Aims/hypothesis: Adequate comparison of the relative performance of insulin sensitivity tests is not yet available. We compared the discrimination of four insulin sensitivity tests, commonly used in vivo, across a range of glucose tolerance.
Methods: Normal (n = 7), impaired glucose tolerant (n = 8) and Type II (non-insulin-dependent) diabetic subjects (n = 9) had in random order two tests from the following: frequently sampled insulin-modified intravenous glucose tolerance test (FSIVGTT-MinMod); homeostasis model assessment (HOMA) and 2-h continuous infusion of glucose with model assessment (CIGMA) with immunoreactive or specific insulin; short insulin tolerance tests (ITT). The discriminatory power of tests was assessed by the ratio of the within-subject standard deviation to the underlying between-subject standard deviation (discriminant ratio - DR). The degree to which tests measured the same variable was assessed by comparing rank correlation with the maximum expected correlation given the imprecision of the tests. The unbiased lines of equivalence taking into account the precision of tests were constructed.
Results: Reciprocal fasting plasma insulin (FPI(-1)), HOMA %S and 2-h CIGMA %S, had similar DRs with ITT being less informative.
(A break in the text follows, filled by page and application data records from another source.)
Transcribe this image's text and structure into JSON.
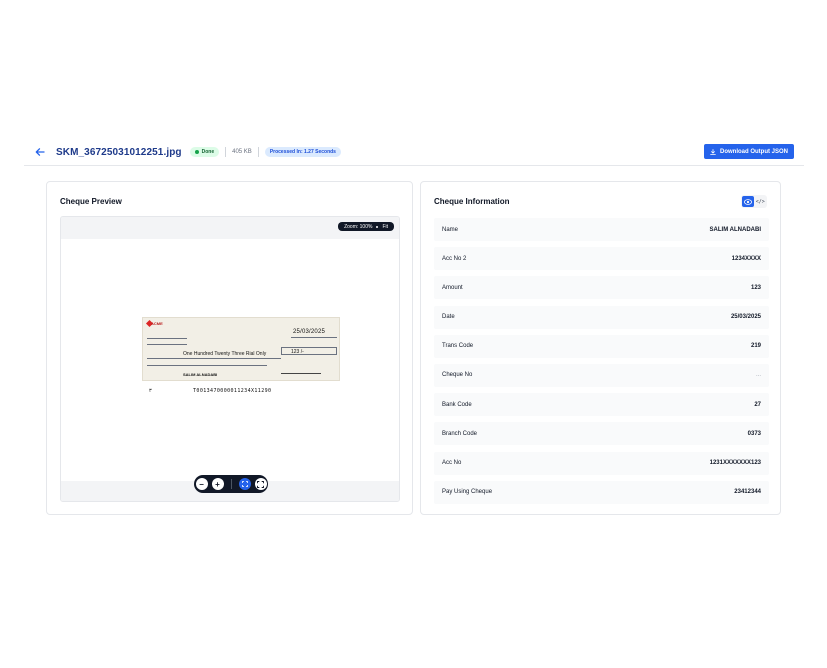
{
  "header": {
    "file_name": "SKM_36725031012251.jpg",
    "status": "Done",
    "file_size": "405 KB",
    "processed": "Processed In: 1.27 Seconds",
    "download_label": "Download Output JSON"
  },
  "preview": {
    "title": "Cheque Preview",
    "zoom_label": "Zoom: 100%",
    "fit_label": "Fit",
    "cheque": {
      "bank": "ACME",
      "date": "25/03/2025",
      "amount_words": "One Hundred Twenty Three Rial Only",
      "amount": "123 /-",
      "payee": "SALIM ALNADABI",
      "micr": "T0013470000011234X11290",
      "micr_left": "٣"
    },
    "controls": {
      "zoom_out": "−",
      "zoom_in": "+",
      "fit": "⤢",
      "fullscreen": "⛶"
    }
  },
  "info": {
    "title": "Cheque Information",
    "code_label": "</>",
    "rows": [
      {
        "label": "Name",
        "value": "SALIM ALNADABI"
      },
      {
        "label": "Acc No 2",
        "value": "1234XXXX"
      },
      {
        "label": "Amount",
        "value": "123"
      },
      {
        "label": "Date",
        "value": "25/03/2025"
      },
      {
        "label": "Trans Code",
        "value": "219"
      },
      {
        "label": "Cheque No",
        "value": "..."
      },
      {
        "label": "Bank Code",
        "value": "27"
      },
      {
        "label": "Branch Code",
        "value": "0373"
      },
      {
        "label": "Acc No",
        "value": "1231XXXXXXX123"
      },
      {
        "label": "Pay Using Cheque",
        "value": "23412344"
      }
    ]
  },
  "colors": {
    "accent": "#2563eb",
    "title_blue": "#1e3a8a",
    "done_green": "#16a34a"
  }
}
The FSIVGTT-MinMod analysis was able to assess 13 out of 24 subjects and had a performance similar to ITT. Using specific rather than immunoreactive insulin for HOMA-CIGMA did not improve the DR. Reciprocal fasting plasma insulin FPI(-1), HOMA %S, 2-h CIGMA %S and S(I) FSIVGTT intercorrelated more than 90% of the expected rank correlation given the imprecision of the tests, but ITT gave only limited correlation.
Conclusion/interpretation: The HOMA-CIGMA test with immunoreactive insulin provides similar information in distinguishing insulin sensitivity between subjects with normal glucose tolerance, those with impaired glucose tolerance and those with Type II diabetes as does FSIVGTT, whereas ITT is less informative.